Opera Inc, a Chinese-Norwegian company that runs the Opera browser, launched a new news application (Opera News) in 2019 that is said to be the fastest-growing news application in Africa, with 20 million users.

Editorial has also grown across existing local platforms; for example, in 2019, Nations Media Group (NMG), which provides content in East Africa and the Great Lakes region, signed a partnership deal with the Chinese government to carry Chinese content and receive capacity building in return.

New local editorial partnerships appear to have failed to land, however, and have been discontinued.[8]

Outside of news, some Chinese productions such as soap operas and martial arts films appear to be making inroads in some African countries. This could potentially be a growth area for Chinese Soft Power as it focuses on cultural output rather than news and commentary.

One key trend is the development of Chinese 5G technology partnerships. Since mid-2019, through a partnership with the African Union, China’s Huawei has been working with a number of mobile phone operators in South Africa, Morocco, Gabon, Guinea and Mozambique, to test and rollout 5G.

China is also currently working at the UN and ITU on a new internet protocol, called “New IP”, to replace the current TCP/IP system. Although global in nature, “New IP” is likely to build on China’s growing influence in Africa and other parts of the world. Its initial design may make it easy to filter content and therefore might be detrimental to human rights, especially the right to access independent sources of information.

China also offers technical assistance, mainly in terms of training, grants and equipment support. An annual training programme is held in China targeting thousands of African journalists with the aim of “build[ing] deeper understanding and cultural ties with China”.

China has a significant media presence in Africa however they do not seem to have won “the hearts and minds” of their African audiences, perhaps for a combination of historical and geographic reasons.
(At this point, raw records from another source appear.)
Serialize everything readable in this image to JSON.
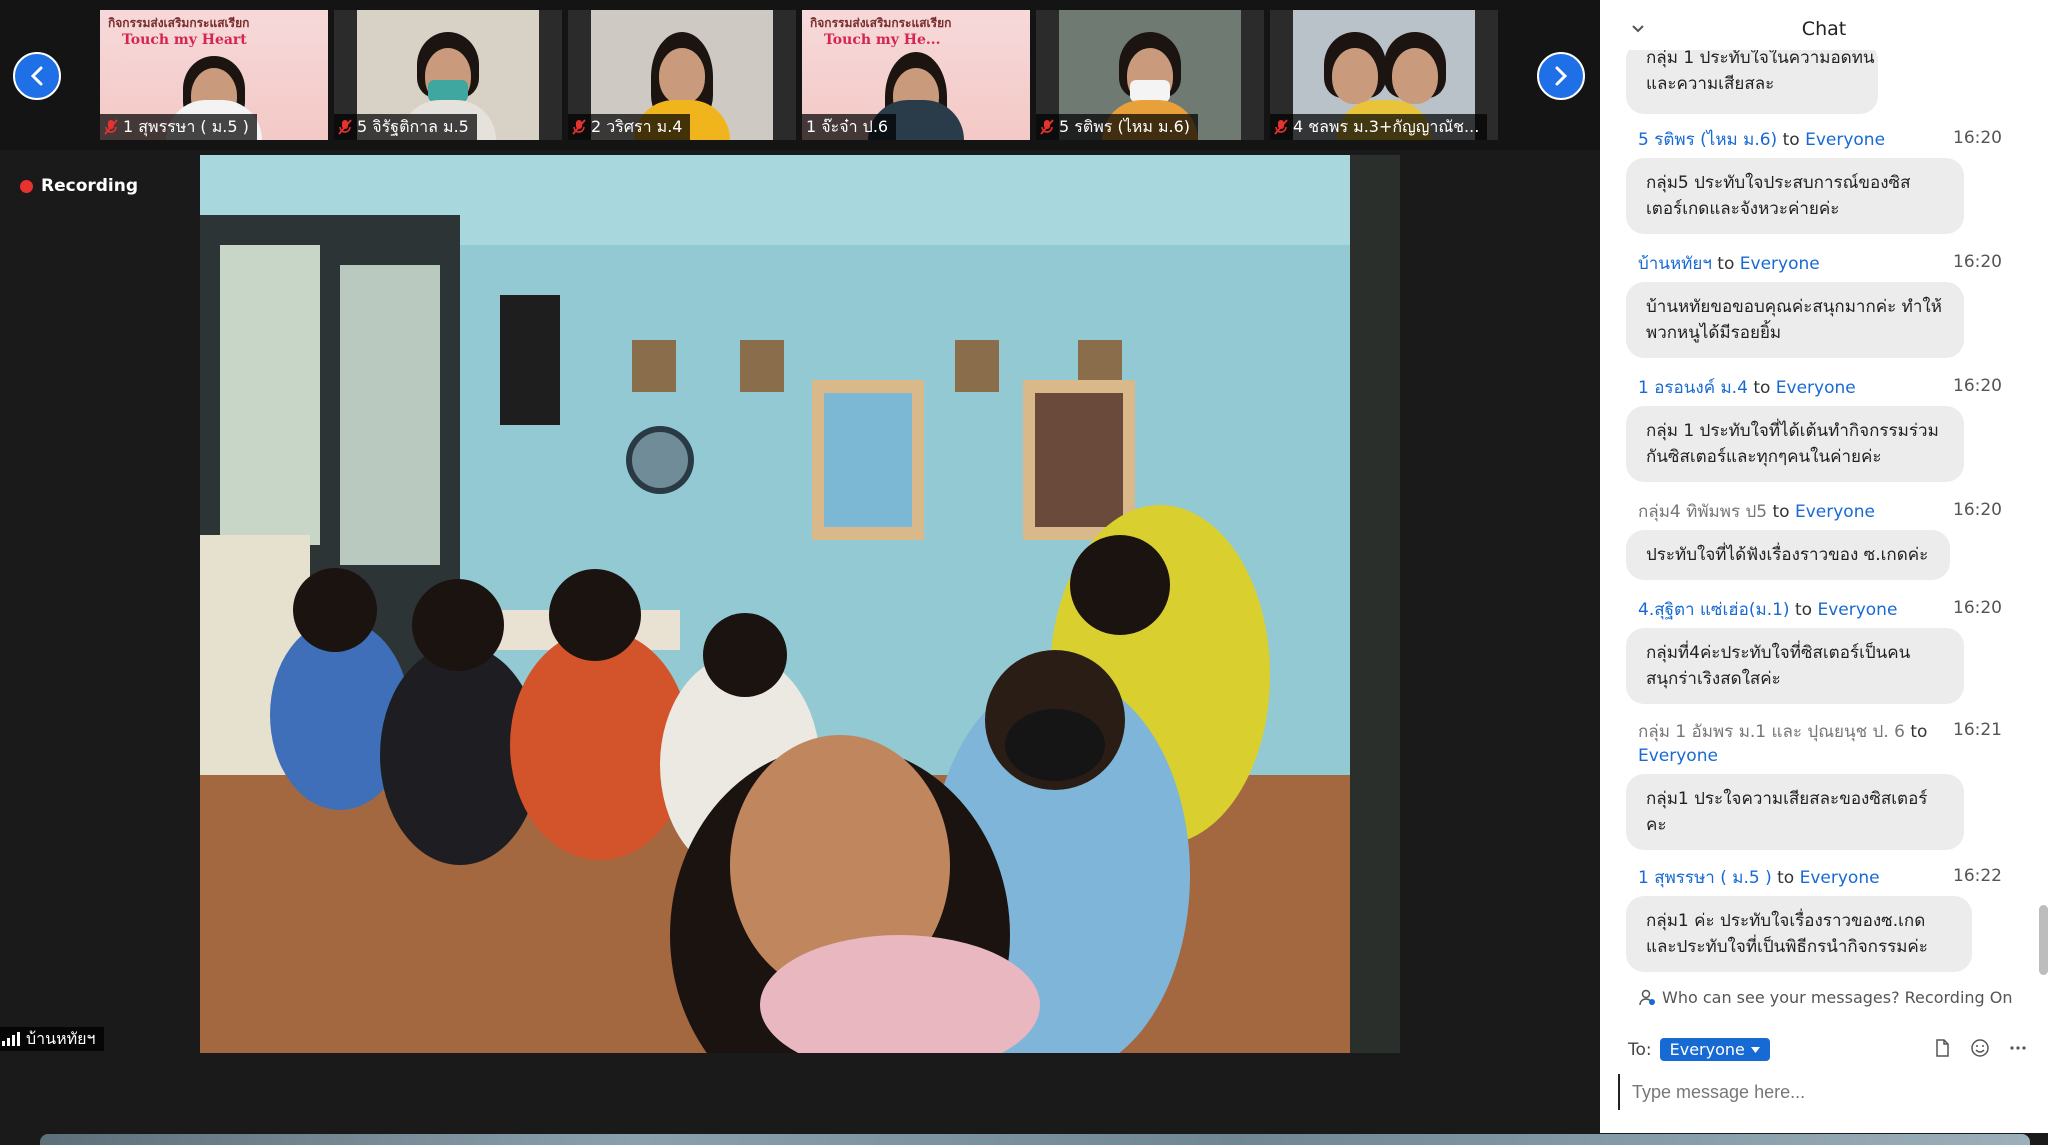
{
  "thumbnails": [
    {
      "name": "1 สุพรรษา ( ม.5 )",
      "muted": true,
      "banner_line": "กิจกรรมส่งเสริมกระแสเรียก",
      "banner_title": "Touch my Heart"
    },
    {
      "name": "5 จิรัฐติกาล ม.5",
      "muted": true
    },
    {
      "name": "2 วริศรา ม.4",
      "muted": true
    },
    {
      "name": "1 จ๊ะจ๋า ป.6",
      "muted": false,
      "banner_line": "กิจกรรมส่งเสริมกระแสเรียก",
      "banner_title": "Touch my He..."
    },
    {
      "name": "5 รติพร (ไหม ม.6)",
      "muted": true
    },
    {
      "name": "4 ชลพร ม.3+กัญญาณัช...",
      "muted": true
    }
  ],
  "recording_label": "Recording",
  "active_speaker": "บ้านหทัยฯ",
  "chat": {
    "title": "Chat",
    "partial_top": [
      "กลุ่ม 1 ประทับใจในความอดทน",
      "และความเสียสละ"
    ],
    "messages": [
      {
        "sender": "5 รติพร (ไหม ม.6)",
        "to": "to",
        "recipient": "Everyone",
        "time": "16:20",
        "lines": [
          "กลุ่ม5 ประทับใจประสบการณ์ของซิส",
          "เตอร์เกดและจังหวะค่ายค่ะ"
        ]
      },
      {
        "sender": "บ้านหทัยฯ",
        "to": "to",
        "recipient": "Everyone",
        "time": "16:20",
        "lines": [
          "บ้านหทัยขอขอบคุณค่ะสนุกมากค่ะ ทำให้",
          "พวกหนูได้มีรอยยิ้ม"
        ]
      },
      {
        "sender": "1  อรอนงค์  ม.4",
        "to": "to",
        "recipient": "Everyone",
        "time": "16:20",
        "lines": [
          "กลุ่ม 1 ประทับใจที่ได้เต้นทำกิจกรรมร่วม",
          "กันซิสเตอร์และทุกๆคนในค่ายค่ะ"
        ]
      },
      {
        "sender": "กลุ่ม4  ทิพัมพร ป5",
        "sender_gray": true,
        "to": "to",
        "recipient": "Everyone",
        "time": "16:20",
        "lines": [
          "ประทับใจที่ได้ฟังเรื่องราวของ ซ.เกดค่ะ"
        ]
      },
      {
        "sender": "4.สุฐิตา แซ่เฮ่อ(ม.1)",
        "to": "to",
        "recipient": "Everyone",
        "time": "16:20",
        "lines": [
          "กลุ่มที่4ค่ะประทับใจที่ซิสเตอร์เป็นคน",
          "สนุกร่าเริงสดใสค่ะ"
        ]
      },
      {
        "sender": "กลุ่ม 1 อัมพร   ม.1 และ ปุณยนุช ป. 6",
        "sender_gray": true,
        "to": "to",
        "recipient": "Everyone",
        "time": "16:21",
        "lines": [
          "กลุ่ม1 ประใจความเสียสละของซิสเตอร์",
          "คะ"
        ]
      },
      {
        "sender": "1 สุพรรษา ( ม.5 )",
        "to": "to",
        "recipient": "Everyone",
        "time": "16:22",
        "lines": [
          "กลุ่ม1 ค่ะ ประทับใจเรื่องราวของซ.เกด",
          "และประทับใจที่เป็นพิธีกรนำกิจกรรมค่ะ"
        ]
      }
    ],
    "privacy_text": "Who can see your messages? Recording On",
    "to_label": "To:",
    "to_value": "Everyone",
    "input_placeholder": "Type message here..."
  },
  "colors": {
    "accent": "#1769d4",
    "record": "#e8322f"
  }
}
For one, China’s history in the continent is more recent in comparison with other international media outlets, such as the BBC and Radio France Internationale, and even CNN.

The promotion of Chinese soaps and film may point to a changing direction in terms of editorial content, away from news and opinion. This was a strategy adopted successfully by Turkey through its regionally-famous soaps and focus on culture.


Their focus on infrastructure and technology investments in Africa will likely improve the general attitudes towards China in the medium- and long-term. Whilst China’s Soft Power investments in Africa are likely to need some time before showing any impact on market size or audience share, their investments in terrestrial television and mobile phone infrastructure place the Chinese in a position, should they so wish, to influence and control the channels available to the population in many countries. Their plans for a ‘New IP’ standard would if implemented and operated in Africa, (as is quite possible with a Huawei provide 5G system) allow total control and censorship of the media available to these populations.




September 2020

[1] Premium Times Nigeria, https://www.premiumtimesng.com/news/top-news/401609-just-in-senate-passes-anti-sexual-harassment-bill.html, 7 July 2020


[2] 63% of domestic audiences closely followed the story between w/c 30th Dec – 27th Jan; it was the third most popular story behind the wildfires in Australia and news on the outbreak of Coronavirus. 

[3] BBC global audience measurement 2020 press release

[4] BBC press release and link to Reuters Institute 2020 Digital News Report

[5] BBC global audience measurement 2020 surveys: based on those who are aware of each brand

[6] For example, in August 2020 it was reported by the FT that Comcast have shelved plans for create their global news channel NBC Sky News as the pandemic has made their business model unviable. 

[7] China Daily http://www.chinadaily.com.cn/a/201802/23/WS5a8f59a9a3106e7dcc13d7b8.html


[8] For example, these included a mobile newspaper in Kenya https://www.chronicle.co.zw/xinhua-mobile-newspaper-launched-in-kenya/